This is certainly a favorable defense holding in that it allowed a physician to avoid a physician-patient relationship even though the physician had reviewed the patient’s tests, issued a report specific to the patient and billed for those services. Again, however, it must be remembered that there are a number of cases outlining when a physician-patient relationship might exist and the determination is always fact specific.

II. Can an Expert of a Different Specialty than Defendant Testify Against the Defendant?

In the recent decision of McWilliams v. Dettore, the Appellate Court analyzed whether a hematologist was qualified to testify against a surgeon. The Court noted that a hematologist could, theoretically, be qualified to testify against a surgeon. However, in this case, this particular hematologist was not qualified to testify against this particular surgeon.

The plaintiff claimed that the surgeon failed to order and/or perform a biopsy, despite a radiological report identifying masses and suggesting a biopsy. The plaintiff’s standard of care expert against the surgeon was a hematologist. The hematologist was board eligible in hematology and oncology, but not board certified. He was not board certified or board eligible in surgery. Ten percent of the hematologist’s practice was devoted to internal medicine, while the other ninety percent was devoted to hematology/oncology. The hematologist admitted that he would refer patients to a surgeon for biopsy.

The defendant moved to bar the standard of care testimony of the hematologist. Plaintiff argued that although the hematologist could not perform a biopsy, the hematologist knew when a biopsy should be performed. The trial court granted the surgeon’s motion in limine and barred the hematologist’s standard of care testimony. Plaintiff appealed.

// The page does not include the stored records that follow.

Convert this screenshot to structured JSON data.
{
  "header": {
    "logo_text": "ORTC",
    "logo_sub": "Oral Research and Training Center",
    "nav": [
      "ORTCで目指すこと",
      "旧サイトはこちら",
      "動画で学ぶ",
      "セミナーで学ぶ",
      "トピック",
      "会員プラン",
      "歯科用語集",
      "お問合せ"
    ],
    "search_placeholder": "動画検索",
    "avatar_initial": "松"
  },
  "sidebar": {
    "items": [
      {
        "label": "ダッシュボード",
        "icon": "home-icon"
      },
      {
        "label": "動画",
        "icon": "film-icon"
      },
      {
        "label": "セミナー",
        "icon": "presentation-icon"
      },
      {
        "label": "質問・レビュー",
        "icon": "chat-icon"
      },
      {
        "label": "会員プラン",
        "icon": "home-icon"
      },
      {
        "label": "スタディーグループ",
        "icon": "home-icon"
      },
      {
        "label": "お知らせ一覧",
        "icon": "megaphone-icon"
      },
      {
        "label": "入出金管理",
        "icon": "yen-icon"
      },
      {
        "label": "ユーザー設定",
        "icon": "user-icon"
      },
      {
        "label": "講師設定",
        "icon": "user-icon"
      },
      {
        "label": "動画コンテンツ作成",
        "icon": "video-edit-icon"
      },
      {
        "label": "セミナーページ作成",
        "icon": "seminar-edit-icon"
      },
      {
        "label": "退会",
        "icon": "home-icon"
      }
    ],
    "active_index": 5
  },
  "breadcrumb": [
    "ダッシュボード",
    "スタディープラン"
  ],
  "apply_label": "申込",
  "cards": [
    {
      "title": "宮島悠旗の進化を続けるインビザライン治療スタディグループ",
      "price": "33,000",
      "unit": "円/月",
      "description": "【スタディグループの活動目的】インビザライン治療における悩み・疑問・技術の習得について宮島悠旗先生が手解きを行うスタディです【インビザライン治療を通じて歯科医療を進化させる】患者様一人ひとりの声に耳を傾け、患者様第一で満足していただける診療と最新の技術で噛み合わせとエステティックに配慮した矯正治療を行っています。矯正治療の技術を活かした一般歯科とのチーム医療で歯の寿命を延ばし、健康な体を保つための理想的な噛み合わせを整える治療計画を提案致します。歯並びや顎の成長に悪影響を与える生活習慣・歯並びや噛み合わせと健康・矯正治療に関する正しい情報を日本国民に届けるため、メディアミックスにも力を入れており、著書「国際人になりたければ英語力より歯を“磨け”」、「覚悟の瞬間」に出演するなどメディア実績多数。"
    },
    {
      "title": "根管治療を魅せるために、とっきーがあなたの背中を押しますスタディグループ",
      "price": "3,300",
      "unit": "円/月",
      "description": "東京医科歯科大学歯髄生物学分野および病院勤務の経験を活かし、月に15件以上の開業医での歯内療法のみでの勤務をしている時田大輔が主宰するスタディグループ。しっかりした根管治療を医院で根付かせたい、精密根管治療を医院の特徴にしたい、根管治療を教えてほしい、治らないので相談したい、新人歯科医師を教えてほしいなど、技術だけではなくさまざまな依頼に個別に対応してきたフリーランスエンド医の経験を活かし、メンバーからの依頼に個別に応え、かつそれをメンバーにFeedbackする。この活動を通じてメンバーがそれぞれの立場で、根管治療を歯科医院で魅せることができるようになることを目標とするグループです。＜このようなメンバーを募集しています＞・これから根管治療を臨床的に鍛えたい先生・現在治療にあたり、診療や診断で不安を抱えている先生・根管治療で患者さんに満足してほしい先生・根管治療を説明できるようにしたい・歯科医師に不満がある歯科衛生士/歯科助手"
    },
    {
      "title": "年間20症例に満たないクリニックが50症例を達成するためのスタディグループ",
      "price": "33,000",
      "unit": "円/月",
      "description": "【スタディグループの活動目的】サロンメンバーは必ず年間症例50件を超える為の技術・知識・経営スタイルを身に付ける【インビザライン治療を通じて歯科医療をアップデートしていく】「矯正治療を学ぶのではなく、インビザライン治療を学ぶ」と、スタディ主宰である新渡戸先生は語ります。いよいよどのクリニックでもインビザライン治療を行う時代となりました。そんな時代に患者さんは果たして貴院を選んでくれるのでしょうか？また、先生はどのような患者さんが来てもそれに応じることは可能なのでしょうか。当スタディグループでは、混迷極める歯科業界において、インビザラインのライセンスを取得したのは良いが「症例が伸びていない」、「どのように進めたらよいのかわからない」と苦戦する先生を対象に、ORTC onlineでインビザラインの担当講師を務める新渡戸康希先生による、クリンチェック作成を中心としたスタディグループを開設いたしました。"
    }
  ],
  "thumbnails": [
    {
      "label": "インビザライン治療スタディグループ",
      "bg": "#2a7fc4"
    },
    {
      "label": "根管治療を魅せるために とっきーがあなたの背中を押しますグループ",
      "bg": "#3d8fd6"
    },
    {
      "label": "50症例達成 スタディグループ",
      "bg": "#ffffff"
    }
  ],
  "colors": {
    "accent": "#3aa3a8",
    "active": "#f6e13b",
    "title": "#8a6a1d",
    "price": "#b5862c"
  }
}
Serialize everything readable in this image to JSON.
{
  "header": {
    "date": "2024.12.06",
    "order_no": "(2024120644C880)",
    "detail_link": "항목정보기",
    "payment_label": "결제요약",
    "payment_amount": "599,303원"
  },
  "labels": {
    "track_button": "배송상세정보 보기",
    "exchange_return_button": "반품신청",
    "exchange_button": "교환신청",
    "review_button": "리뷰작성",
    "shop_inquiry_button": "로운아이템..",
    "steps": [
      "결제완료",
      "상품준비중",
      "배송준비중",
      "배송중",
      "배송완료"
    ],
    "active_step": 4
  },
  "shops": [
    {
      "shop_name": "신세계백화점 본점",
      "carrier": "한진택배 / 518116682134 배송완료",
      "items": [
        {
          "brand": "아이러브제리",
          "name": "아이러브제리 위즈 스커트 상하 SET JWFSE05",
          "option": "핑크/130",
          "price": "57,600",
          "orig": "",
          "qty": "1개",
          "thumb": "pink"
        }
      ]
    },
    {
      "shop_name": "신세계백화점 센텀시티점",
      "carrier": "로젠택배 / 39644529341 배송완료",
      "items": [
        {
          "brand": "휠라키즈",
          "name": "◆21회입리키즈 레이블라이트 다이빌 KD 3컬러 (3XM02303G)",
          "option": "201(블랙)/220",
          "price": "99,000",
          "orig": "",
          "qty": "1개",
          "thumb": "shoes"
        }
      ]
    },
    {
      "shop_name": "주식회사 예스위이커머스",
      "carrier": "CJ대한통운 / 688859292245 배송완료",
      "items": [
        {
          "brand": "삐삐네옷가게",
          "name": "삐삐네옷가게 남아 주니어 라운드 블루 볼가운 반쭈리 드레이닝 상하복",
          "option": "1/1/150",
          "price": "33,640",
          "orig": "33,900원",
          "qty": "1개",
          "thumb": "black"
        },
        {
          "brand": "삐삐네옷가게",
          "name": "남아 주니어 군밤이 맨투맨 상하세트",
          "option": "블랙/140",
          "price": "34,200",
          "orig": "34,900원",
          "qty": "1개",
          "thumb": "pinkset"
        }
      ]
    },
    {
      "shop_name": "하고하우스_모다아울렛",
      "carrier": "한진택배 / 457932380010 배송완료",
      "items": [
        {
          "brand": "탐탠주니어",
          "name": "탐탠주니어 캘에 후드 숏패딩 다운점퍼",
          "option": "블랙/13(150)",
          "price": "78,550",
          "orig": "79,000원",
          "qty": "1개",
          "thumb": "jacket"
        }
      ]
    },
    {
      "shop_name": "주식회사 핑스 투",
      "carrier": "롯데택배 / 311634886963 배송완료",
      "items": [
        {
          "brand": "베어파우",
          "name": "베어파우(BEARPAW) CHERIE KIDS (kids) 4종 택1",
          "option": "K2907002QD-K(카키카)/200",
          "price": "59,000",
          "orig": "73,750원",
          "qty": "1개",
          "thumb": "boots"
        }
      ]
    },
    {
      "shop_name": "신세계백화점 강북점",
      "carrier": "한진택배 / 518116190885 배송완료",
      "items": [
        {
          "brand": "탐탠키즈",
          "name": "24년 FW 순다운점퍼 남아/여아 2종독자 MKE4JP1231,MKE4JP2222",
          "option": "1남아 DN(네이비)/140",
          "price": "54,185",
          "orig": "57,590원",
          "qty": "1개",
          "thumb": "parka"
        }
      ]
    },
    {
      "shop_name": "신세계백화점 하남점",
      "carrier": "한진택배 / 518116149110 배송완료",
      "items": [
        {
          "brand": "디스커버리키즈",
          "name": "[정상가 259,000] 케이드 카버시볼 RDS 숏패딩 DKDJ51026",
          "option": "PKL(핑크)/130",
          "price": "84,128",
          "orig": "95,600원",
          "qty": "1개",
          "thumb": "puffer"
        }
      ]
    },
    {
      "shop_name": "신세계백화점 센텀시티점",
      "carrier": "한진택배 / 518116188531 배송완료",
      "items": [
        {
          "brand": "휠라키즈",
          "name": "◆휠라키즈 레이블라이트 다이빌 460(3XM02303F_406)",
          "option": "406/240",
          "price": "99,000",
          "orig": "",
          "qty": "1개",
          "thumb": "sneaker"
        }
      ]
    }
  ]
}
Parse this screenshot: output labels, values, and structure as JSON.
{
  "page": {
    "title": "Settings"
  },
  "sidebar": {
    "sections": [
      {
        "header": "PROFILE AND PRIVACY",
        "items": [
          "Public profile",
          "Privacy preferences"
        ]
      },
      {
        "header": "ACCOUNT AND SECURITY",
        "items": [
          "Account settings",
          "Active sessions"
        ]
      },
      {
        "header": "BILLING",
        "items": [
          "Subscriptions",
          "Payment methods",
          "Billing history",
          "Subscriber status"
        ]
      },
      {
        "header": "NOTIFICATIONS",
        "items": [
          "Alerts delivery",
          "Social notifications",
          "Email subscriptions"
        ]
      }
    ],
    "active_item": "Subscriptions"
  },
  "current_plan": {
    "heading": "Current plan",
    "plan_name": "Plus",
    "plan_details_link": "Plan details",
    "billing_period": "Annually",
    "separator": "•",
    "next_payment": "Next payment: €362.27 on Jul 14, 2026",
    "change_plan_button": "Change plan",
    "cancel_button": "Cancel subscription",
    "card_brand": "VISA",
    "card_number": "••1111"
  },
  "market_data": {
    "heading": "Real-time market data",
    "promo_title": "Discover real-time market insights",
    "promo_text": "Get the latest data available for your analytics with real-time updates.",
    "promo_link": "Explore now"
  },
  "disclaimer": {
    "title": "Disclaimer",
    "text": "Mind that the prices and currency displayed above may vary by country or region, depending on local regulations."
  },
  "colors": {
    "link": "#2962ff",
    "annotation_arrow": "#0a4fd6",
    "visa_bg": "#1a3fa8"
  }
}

The Appellate Court stated:

To render standard of care testimony against a medical practitioner, a proffered expert must be scientifically or medically qualified. To be medically qualified, a two-prong showing must be made. First, the expert must be a licensed member of the school of medicine about which he or she propose to opine, the ‘licensure’ prong. Second, the expert must be familiar with the methods, procedures, and treatments that similarly situated physician as the defendant would ordinarily observe, the ‘familiarity’ prong. The showings regarding scientific qualification are foundational requirements and form a threshold determination. If this threshold determination is not met, the analysis ends and the trial court must disallow the expert’s testimony.

 

Accordingly, the Appellate Court analyzed the hematologist’s qualifications under the licensure and familiarity prong.

The court held the hematologist met the licensure prong as he was a licensed medical doctor and so was the surgeon. The question was whether the hematologist could meet the familiarity prong. The Appellate Court noted that simply because the expert was not of the same speciality was not controlling. A physician of a different specialty can still demonstrate sufficient familiarity to testify. However, in this case, the hematologist did not meet the familiarity prong.

For the hematologist to be qualified, he had to possess familiarity with the standard of care for determining when a biopsy, a surgical procedure, should be performed under the circumstances presented by this patient. Nothing in plaintiff’s attempts to qualify the hematologist so stated. The hematologist could not perform a biopsy, held no surgical privileges and conceded that he may disagree with surgeons as to whether a biopsy need be performed. That he and a referring surgeon might disagree is evidence that the decision to perform a biopsy is inherently tied to a surgeon’s training. The Appellate Court thus found that the hematologist was not qualified to offer opinions critical of the surgeon.

 

Originally published in the Spring 2009 edition of Quinn Quarterly.